- Problem description -
The complete listing should be restated exactly.

- Records provided -

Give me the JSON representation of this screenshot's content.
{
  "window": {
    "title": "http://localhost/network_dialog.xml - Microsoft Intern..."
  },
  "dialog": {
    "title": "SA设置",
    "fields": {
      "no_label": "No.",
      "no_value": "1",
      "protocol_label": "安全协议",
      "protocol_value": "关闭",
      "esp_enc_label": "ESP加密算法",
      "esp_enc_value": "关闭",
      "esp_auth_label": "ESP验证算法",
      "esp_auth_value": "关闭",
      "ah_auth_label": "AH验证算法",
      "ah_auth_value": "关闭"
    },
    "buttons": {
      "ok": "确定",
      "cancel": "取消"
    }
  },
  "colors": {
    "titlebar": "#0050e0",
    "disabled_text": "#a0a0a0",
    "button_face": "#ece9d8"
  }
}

- Response for this exercise -
Give me the JSON representation of this screenshot's content.
{
  "window": {
    "title": "http://localhost/network_dialog.xml - Microsoft Intern..."
  },
  "dialog": {
    "title": "SA设置",
    "fields": {
      "no_label": "No.",
      "no_value": "1",
      "protocol_label": "安全协议",
      "protocol_value": "关闭",
      "esp_enc_label": "ESP加密算法",
      "esp_enc_value": "关闭",
      "esp_auth_label": "ESP验证算法",
      "esp_auth_value": "关闭",
      "ah_auth_label": "AH验证算法",
      "ah_auth_value": "关闭"
    },
    "buttons": {
      "ok": "确定",
      "cancel": "取消"
    }
  },
  "colors": {
    "titlebar": "#0050e0",
    "disabled_text": "#a0a0a0",
    "button_face": "#ece9d8"
  }
}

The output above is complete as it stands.